- Do these anti-bullying programmes include a focus on (i) racist bullying; (ii) bullying of students with special needs; (iii) homophobic bullying; (iv) sexual harassment?
Checklist prompts have questions focusing on the:
- Emotional safety of students:
- clear documentation
- reporting incidents and serious harm
- procedures for preventing bullying
- appropriate anonymous surveys (parents, students) analysed
- Wellbeing and inclusion
- the board/principal asked if the school uses (or is aware of) the NZCER surveys to monitor wellbeing and inclusion.
ERO’s online School Trustees Booklet – Helping you ask the right questions(external link)
This booklet focuses on student achievement and wellbeing, and the role the board plays in these two areas.
Within the component on student wellbeing, sections are dedicated to answering the following questions:
- Why is student wellbeing important?
- What part do trustees play in ensuring student wellbeing?
- How can we improve student wellbeing at our school?
- What sort of information should the board receive about bullying?
Other legal considerations
Board of Trustees should understand their school's responsibilties set out in other legislation and guidelines, including National Administration Guideline (NAG) 5.
Read more about...
Schools' responsibilties: Legislation and guidelines with question for Boards of Trustees to consider.
Responding to bullying incidents
Responding to bullying incidents should be part of a school’s wider bullying prevention policies and procedures.
Read more about...
Responding to bullying and about the role of Boards of Trustees and School Leaders: Responding to bullying incidents.
Bullying that occurs outside of school
Schools are increasingly involved in incidents where students' activities at home or in their own time have an impact on school life.
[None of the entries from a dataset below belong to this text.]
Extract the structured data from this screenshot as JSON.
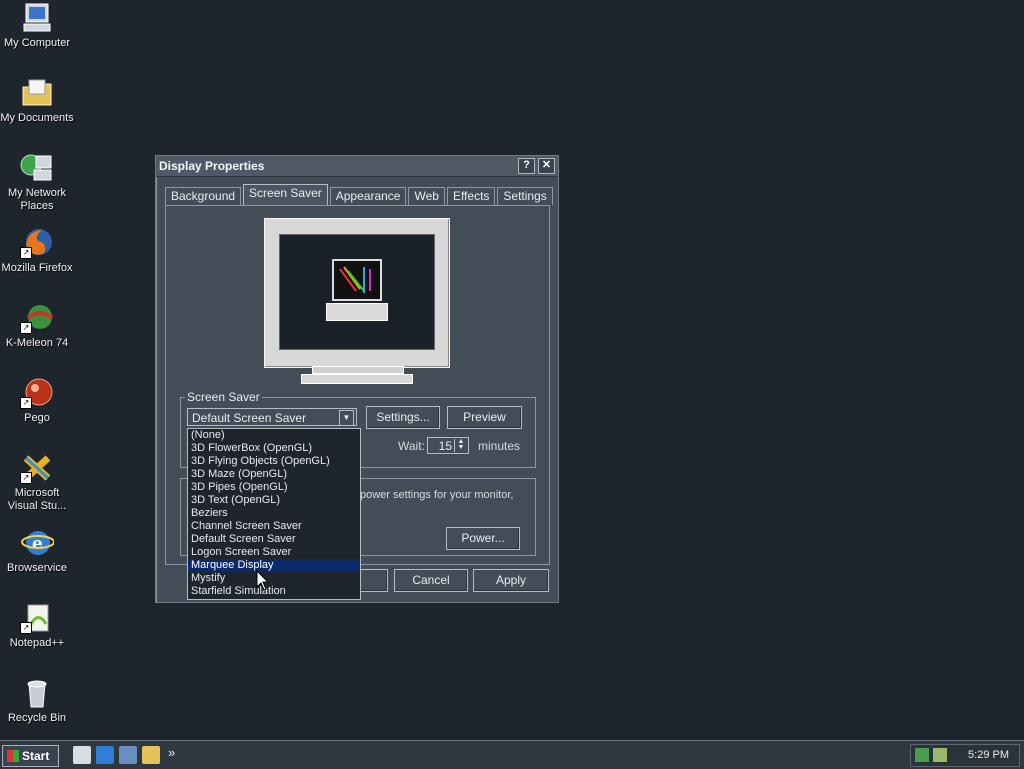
{
  "desktop_icons": [
    {
      "label": "My Computer",
      "icon": "computer-icon"
    },
    {
      "label": "My Documents",
      "icon": "documents-folder-icon"
    },
    {
      "label": "My Network Places",
      "icon": "network-places-icon"
    },
    {
      "label": "Mozilla Firefox",
      "icon": "firefox-icon"
    },
    {
      "label": "K-Meleon 74",
      "icon": "kmeleon-icon"
    },
    {
      "label": "Pego",
      "icon": "pego-icon"
    },
    {
      "label": "Microsoft Visual Stu...",
      "icon": "visual-studio-icon"
    },
    {
      "label": "Browservice",
      "icon": "browservice-icon"
    },
    {
      "label": "Notepad++",
      "icon": "notepadpp-icon"
    },
    {
      "label": "Recycle Bin",
      "icon": "recycle-bin-icon"
    }
  ],
  "dialog": {
    "title": "Display Properties",
    "help_glyph": "?",
    "close_glyph": "✕",
    "tabs": [
      "Background",
      "Screen Saver",
      "Appearance",
      "Web",
      "Effects",
      "Settings"
    ],
    "active_tab": "Screen Saver"
  },
  "screensaver": {
    "group_label": "Screen Saver",
    "selected": "Default Screen Saver",
    "settings_label": "Settings...",
    "preview_label": "Preview",
    "wait_label": "Wait:",
    "wait_value": "15",
    "minutes_label": "minutes",
    "options": [
      "(None)",
      "3D FlowerBox (OpenGL)",
      "3D Flying Objects (OpenGL)",
      "3D Maze (OpenGL)",
      "3D Pipes (OpenGL)",
      "3D Text (OpenGL)",
      "Beziers",
      "Channel Screen Saver",
      "Default Screen Saver",
      "Logon Screen Saver",
      "Marquee Display",
      "Mystify",
      "Starfield Simulation"
    ],
    "highlighted": "Marquee Display"
  },
  "power": {
    "text": "power settings for your monitor,",
    "button_label": "Power..."
  },
  "footer": {
    "cancel_label": "Cancel",
    "apply_label": "Apply"
  },
  "taskbar": {
    "start_label": "Start",
    "overflow_glyph": "»",
    "clock": "5:29 PM"
  },
  "colors": {
    "desktop": "#1f252d",
    "selection": "#0b2a6c"
  }
}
Read more about...
...a school's responsibility to to act when bullying that occurs outside school has a negative impact on the school's learning environment.